In that memo, Wirth wrote that some variables are not included in the European database. These include MRI data on spinal cord lesions and the timing or quality of decompression, a bone-trimming surgery that makes more room for nerves. These differences in the data make direct comparisons harder.
Diana Miglioretti is a biostatistics professor at UC Davis. She says historical data is an interesting approach to frame a comparison.
“Obviously it isn’t as strong as a control group,” she says, “but if there aren’t major time trends, it can be a reasonable alternative.”
In other words, Miglioretti says, if outcomes haven’t changed over time — due to improvements in treatment, for example — it’s not out of the question that historical data can serve as a control.
But according to spinal cord researcher Steward, that’s the main concern about taking historical data on spinal injuries at face value .
“In the past we treated spinal injury differently,” Steward says. “For instance the amount of time people spend in rehab is a lot less than it was 10 years ago.”
Strong Anecdotal Statements
From Steward’s point of view, the real reason to get excited about the phenomenal initial results of this stem cell therapy is not the supporting historical data, but rather the anecdotal statements by the clinical researchers.
For instance, he points to the statements by Richard Fessler, the lead investigator of the Asterias trial and a professor of neurosurgery at Rush University Medical Center in Chicago. “I’ve been treating these kinds of patients for 30 years,” Fessler said in the San Francisco Chronicle story, “and I’ve never seen anything like this before.” (Fessler has no financial stake in Asterias, company officials say.)
“When someone like Fessler says ‘I’ve never seen anything like that,’ ” Steward says, “I spend more time listening to that than to historical data.”
Steward also points out that this stem cell therapy won’t help those with chronic spinal injuries, but says it could be a game-changer for newly injured patients.

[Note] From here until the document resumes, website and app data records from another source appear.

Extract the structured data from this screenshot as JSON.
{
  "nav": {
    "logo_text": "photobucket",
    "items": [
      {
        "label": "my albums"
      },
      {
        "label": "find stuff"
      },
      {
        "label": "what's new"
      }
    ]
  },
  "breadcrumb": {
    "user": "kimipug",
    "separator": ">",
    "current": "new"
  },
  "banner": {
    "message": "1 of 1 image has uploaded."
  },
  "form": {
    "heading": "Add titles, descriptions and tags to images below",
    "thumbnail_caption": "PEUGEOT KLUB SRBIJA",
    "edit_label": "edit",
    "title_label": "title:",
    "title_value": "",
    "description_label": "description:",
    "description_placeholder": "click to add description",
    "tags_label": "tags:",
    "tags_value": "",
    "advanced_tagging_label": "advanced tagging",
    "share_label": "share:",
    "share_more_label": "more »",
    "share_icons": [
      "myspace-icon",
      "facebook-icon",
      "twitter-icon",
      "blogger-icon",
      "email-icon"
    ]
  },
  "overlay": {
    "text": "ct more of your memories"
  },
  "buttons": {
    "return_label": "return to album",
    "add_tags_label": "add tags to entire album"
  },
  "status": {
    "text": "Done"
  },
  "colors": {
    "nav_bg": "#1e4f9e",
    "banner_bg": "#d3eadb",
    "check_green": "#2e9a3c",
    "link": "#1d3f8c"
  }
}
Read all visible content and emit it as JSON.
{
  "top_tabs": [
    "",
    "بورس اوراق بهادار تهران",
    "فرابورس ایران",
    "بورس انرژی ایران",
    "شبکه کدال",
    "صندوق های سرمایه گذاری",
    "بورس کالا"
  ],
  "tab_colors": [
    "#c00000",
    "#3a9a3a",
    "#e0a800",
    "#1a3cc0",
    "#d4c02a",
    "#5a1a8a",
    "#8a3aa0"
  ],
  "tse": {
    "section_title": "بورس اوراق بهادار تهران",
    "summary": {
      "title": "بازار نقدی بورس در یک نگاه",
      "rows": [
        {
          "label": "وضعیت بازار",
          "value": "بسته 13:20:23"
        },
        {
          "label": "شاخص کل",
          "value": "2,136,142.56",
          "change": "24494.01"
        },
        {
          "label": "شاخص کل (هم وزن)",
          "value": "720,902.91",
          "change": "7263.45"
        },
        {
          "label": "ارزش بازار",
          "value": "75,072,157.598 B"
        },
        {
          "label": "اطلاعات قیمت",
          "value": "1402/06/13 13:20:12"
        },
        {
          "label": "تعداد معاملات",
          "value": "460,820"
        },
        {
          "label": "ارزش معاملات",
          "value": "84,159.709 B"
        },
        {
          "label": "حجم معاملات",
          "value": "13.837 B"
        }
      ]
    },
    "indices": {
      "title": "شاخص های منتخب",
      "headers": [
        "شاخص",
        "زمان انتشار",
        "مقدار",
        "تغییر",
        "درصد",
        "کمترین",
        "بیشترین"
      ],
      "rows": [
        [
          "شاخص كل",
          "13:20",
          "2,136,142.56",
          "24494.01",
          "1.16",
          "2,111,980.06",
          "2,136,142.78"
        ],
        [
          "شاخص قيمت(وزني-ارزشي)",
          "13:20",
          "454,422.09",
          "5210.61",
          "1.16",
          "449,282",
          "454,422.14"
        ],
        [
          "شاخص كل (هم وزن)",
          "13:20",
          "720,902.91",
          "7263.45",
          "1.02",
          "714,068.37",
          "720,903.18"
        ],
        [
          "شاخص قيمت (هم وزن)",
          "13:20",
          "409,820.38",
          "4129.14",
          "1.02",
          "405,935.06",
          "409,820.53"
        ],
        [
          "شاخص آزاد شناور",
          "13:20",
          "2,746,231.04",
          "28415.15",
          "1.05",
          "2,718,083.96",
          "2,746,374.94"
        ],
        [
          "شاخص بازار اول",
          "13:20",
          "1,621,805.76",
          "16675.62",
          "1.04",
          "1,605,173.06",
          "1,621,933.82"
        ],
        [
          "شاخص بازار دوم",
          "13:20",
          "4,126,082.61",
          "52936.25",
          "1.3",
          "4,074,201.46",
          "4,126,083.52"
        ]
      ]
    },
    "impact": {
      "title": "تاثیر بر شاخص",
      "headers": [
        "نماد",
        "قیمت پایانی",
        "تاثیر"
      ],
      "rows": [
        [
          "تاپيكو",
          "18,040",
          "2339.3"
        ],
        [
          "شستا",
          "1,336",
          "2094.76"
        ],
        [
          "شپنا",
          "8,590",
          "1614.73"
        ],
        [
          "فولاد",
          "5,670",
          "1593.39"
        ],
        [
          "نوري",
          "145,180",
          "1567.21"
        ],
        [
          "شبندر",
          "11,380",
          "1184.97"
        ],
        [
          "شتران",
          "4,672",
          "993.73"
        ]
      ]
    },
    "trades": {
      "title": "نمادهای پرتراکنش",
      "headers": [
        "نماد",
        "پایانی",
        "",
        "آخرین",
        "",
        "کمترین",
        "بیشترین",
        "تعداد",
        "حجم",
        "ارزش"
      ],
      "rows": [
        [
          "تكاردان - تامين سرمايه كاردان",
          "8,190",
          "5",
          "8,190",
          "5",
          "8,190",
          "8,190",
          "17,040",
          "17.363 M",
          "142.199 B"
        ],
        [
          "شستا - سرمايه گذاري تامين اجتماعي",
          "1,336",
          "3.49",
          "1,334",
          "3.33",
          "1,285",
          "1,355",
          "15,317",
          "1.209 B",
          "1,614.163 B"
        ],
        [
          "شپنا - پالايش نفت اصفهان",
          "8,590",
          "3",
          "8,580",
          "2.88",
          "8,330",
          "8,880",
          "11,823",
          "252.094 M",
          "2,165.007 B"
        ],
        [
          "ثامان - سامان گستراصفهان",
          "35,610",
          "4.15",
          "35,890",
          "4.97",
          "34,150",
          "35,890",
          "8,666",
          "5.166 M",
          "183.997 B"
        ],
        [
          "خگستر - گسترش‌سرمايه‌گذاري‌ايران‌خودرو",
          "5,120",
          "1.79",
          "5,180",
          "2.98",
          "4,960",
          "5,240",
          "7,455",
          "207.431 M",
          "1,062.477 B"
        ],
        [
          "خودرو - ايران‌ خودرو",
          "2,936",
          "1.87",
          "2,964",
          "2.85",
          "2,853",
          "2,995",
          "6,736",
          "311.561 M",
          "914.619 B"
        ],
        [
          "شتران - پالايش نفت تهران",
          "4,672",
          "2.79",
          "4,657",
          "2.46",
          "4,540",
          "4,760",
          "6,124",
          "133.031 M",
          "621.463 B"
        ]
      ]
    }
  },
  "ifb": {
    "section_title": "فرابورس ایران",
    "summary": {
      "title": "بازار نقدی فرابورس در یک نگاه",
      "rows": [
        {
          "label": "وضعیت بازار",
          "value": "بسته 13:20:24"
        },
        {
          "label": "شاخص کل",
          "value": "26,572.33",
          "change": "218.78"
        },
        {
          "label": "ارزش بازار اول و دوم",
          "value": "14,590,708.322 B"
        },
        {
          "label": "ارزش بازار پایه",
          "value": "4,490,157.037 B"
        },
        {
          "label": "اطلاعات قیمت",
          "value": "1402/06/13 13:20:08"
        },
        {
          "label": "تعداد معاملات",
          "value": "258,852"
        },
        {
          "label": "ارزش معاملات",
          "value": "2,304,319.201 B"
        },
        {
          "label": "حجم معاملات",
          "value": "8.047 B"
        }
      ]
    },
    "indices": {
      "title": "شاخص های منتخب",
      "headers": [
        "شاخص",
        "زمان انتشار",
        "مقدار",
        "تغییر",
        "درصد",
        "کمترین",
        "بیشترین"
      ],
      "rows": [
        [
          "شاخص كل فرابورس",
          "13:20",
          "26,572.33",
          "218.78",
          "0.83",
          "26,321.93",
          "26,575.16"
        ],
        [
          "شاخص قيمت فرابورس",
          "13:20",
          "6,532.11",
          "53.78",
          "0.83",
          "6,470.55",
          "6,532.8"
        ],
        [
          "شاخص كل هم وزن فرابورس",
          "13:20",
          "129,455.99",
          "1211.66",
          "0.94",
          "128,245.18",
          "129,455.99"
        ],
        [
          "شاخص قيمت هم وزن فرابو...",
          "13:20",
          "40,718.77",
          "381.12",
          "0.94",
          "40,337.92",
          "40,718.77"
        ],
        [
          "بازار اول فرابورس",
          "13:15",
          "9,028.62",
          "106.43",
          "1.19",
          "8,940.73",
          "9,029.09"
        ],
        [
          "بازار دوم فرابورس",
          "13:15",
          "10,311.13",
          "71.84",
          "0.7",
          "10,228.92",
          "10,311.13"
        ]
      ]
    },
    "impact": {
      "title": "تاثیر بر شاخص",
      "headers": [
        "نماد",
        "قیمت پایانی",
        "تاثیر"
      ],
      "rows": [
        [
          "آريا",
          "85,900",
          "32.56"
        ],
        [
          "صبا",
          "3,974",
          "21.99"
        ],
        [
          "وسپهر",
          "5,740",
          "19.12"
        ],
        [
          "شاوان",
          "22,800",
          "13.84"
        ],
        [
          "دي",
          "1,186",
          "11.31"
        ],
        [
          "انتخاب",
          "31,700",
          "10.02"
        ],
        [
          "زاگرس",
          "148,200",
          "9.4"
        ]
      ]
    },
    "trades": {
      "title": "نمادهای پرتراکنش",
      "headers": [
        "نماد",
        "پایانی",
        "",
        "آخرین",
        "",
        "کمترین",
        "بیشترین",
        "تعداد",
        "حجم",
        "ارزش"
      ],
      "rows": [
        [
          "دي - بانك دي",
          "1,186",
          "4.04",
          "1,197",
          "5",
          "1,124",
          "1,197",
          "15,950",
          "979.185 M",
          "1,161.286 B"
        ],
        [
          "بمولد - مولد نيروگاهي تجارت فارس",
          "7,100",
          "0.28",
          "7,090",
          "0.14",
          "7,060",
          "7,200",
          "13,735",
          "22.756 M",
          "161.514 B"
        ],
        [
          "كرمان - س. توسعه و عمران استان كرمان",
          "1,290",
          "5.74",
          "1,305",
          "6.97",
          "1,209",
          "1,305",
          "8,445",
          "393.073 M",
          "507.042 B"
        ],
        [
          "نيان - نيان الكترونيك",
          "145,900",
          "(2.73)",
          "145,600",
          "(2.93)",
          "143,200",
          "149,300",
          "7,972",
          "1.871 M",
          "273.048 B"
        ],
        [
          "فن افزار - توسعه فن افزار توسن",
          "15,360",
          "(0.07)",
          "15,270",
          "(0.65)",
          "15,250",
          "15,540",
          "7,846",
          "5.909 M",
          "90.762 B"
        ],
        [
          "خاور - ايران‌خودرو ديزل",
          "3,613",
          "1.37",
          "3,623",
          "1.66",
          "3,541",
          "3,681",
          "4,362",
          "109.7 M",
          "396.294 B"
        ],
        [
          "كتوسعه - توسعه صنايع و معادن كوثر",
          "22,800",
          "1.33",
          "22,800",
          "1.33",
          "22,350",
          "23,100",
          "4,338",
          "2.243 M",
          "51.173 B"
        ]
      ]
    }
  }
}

“Still, this is huge,” he says. “Things are progressing in a positive way. No bad outcomes, and people seem to be improving in a way that may be unprecedented. As a scientist I think it’s very exciting.”
Jon Brooks contributed to this report.